» **Your goal**: Please return all the records exactly, with nothing left out.

» **Extracted data entries**:
****************************************
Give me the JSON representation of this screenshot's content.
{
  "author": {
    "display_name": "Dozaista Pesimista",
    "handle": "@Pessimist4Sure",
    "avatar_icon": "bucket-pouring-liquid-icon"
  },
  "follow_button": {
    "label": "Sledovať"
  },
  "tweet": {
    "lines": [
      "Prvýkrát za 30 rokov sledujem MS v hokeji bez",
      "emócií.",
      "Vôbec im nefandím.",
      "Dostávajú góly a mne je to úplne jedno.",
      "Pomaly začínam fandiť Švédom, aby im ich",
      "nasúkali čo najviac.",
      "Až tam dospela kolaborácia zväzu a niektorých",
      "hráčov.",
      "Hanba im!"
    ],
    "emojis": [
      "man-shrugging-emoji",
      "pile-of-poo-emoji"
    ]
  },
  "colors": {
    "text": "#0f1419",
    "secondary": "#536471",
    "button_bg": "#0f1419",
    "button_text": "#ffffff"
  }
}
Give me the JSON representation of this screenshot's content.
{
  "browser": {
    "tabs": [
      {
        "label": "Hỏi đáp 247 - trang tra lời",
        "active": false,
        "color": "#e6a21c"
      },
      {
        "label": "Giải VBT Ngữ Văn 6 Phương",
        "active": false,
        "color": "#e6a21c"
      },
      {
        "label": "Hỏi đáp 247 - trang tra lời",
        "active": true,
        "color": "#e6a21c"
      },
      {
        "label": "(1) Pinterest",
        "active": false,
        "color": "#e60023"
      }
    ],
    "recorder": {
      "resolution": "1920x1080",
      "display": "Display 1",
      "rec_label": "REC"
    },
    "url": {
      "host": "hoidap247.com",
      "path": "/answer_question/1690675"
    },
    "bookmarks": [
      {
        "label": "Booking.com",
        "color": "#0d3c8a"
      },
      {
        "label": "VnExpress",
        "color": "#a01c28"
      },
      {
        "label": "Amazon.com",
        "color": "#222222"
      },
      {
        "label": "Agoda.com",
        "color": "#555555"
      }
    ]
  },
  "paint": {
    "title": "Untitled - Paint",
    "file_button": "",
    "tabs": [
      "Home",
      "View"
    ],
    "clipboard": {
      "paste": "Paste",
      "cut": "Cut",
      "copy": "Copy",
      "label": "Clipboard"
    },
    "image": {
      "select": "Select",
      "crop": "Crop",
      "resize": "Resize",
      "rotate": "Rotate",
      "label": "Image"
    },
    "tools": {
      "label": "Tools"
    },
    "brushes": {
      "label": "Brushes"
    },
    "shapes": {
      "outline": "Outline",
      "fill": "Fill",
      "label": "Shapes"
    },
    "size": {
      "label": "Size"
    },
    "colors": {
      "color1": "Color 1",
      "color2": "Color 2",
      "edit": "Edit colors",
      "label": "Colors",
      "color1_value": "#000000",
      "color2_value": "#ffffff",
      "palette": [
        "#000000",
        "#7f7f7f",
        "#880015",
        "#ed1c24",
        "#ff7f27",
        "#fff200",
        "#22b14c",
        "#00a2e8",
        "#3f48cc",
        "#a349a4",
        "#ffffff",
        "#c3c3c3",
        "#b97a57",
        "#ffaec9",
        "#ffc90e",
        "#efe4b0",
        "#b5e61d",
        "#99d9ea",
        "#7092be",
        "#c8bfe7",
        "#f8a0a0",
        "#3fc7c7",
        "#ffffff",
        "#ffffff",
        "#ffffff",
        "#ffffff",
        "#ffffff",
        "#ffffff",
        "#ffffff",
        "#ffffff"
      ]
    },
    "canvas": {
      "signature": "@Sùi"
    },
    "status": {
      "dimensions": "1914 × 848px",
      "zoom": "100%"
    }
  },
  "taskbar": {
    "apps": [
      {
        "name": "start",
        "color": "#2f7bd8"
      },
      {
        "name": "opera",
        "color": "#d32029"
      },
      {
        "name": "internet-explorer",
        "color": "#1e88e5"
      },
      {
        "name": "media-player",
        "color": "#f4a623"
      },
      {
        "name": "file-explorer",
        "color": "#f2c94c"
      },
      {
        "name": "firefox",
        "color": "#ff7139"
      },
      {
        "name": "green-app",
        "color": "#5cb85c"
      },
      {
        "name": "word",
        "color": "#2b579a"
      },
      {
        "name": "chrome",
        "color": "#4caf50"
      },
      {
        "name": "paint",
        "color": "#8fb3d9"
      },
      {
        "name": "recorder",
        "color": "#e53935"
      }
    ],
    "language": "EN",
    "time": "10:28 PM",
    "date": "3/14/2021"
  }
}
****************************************
» **Response to this task**:
Give me the JSON representation of this screenshot's content.
{
  "author": {
    "display_name": "Dozaista Pesimista",
    "handle": "@Pessimist4Sure",
    "avatar_icon": "bucket-pouring-liquid-icon"
  },
  "follow_button": {
    "label": "Sledovať"
  },
  "tweet": {
    "lines": [
      "Prvýkrát za 30 rokov sledujem MS v hokeji bez",
      "emócií.",
      "Vôbec im nefandím.",
      "Dostávajú góly a mne je to úplne jedno.",
      "Pomaly začínam fandiť Švédom, aby im ich",
      "nasúkali čo najviac.",
      "Až tam dospela kolaborácia zväzu a niektorých",
      "hráčov.",
      "Hanba im!"
    ],
    "emojis": [
      "man-shrugging-emoji",
      "pile-of-poo-emoji"
    ]
  },
  "colors": {
    "text": "#0f1419",
    "secondary": "#536471",
    "button_bg": "#0f1419",
    "button_text": "#ffffff"
  }
}
Give me the JSON representation of this screenshot's content.
{
  "browser": {
    "tabs": [
      {
        "label": "Hỏi đáp 247 - trang tra lời",
        "active": false,
        "color": "#e6a21c"
      },
      {
        "label": "Giải VBT Ngữ Văn 6 Phương",
        "active": false,
        "color": "#e6a21c"
      },
      {
        "label": "Hỏi đáp 247 - trang tra lời",
        "active": true,
        "color": "#e6a21c"
      },
      {
        "label": "(1) Pinterest",
        "active": false,
        "color": "#e60023"
      }
    ],
    "recorder": {
      "resolution": "1920x1080",
      "display": "Display 1",
      "rec_label": "REC"
    },
    "url": {
      "host": "hoidap247.com",
      "path": "/answer_question/1690675"
    },
    "bookmarks": [
      {
        "label": "Booking.com",
        "color": "#0d3c8a"
      },
      {
        "label": "VnExpress",
        "color": "#a01c28"
      },
      {
        "label": "Amazon.com",
        "color": "#222222"
      },
      {
        "label": "Agoda.com",
        "color": "#555555"
      }
    ]
  },
  "paint": {
    "title": "Untitled - Paint",
    "file_button": "",
    "tabs": [
      "Home",
      "View"
    ],
    "clipboard": {
      "paste": "Paste",
      "cut": "Cut",
      "copy": "Copy",
      "label": "Clipboard"
    },
    "image": {
      "select": "Select",
      "crop": "Crop",
      "resize": "Resize",
      "rotate": "Rotate",
      "label": "Image"
    },
    "tools": {
      "label": "Tools"
    },
    "brushes": {
      "label": "Brushes"
    },
    "shapes": {
      "outline": "Outline",
      "fill": "Fill",
      "label": "Shapes"
    },
    "size": {
      "label": "Size"
    },
    "colors": {
      "color1": "Color 1",
      "color2": "Color 2",
      "edit": "Edit colors",
      "label": "Colors",
      "color1_value": "#000000",
      "color2_value": "#ffffff",
      "palette": [
        "#000000",
        "#7f7f7f",
        "#880015",
        "#ed1c24",
        "#ff7f27",
        "#fff200",
        "#22b14c",
        "#00a2e8",
        "#3f48cc",
        "#a349a4",
        "#ffffff",
        "#c3c3c3",
        "#b97a57",
        "#ffaec9",
        "#ffc90e",
        "#efe4b0",
        "#b5e61d",
        "#99d9ea",
        "#7092be",
        "#c8bfe7",
        "#f8a0a0",
        "#3fc7c7",
        "#ffffff",
        "#ffffff",
        "#ffffff",
        "#ffffff",
        "#ffffff",
        "#ffffff",
        "#ffffff",
        "#ffffff"
      ]
    },
    "canvas": {
      "signature": "@Sùi"
    },
    "status": {
      "dimensions": "1914 × 848px",
      "zoom": "100%"
    }
  },
  "taskbar": {
    "apps": [
      {
        "name": "start",
        "color": "#2f7bd8"
      },
      {
        "name": "opera",
        "color": "#d32029"
      },
      {
        "name": "internet-explorer",
        "color": "#1e88e5"
      },
      {
        "name": "media-player",
        "color": "#f4a623"
      },
      {
        "name": "file-explorer",
        "color": "#f2c94c"
      },
      {
        "name": "firefox",
        "color": "#ff7139"
      },
      {
        "name": "green-app",
        "color": "#5cb85c"
      },
      {
        "name": "word",
        "color": "#2b579a"
      },
      {
        "name": "chrome",
        "color": "#4caf50"
      },
      {
        "name": "paint",
        "color": "#8fb3d9"
      },
      {
        "name": "recorder",
        "color": "#e53935"
      }
    ],
    "language": "EN",
    "time": "10:28 PM",
    "date": "3/14/2021"
  }
}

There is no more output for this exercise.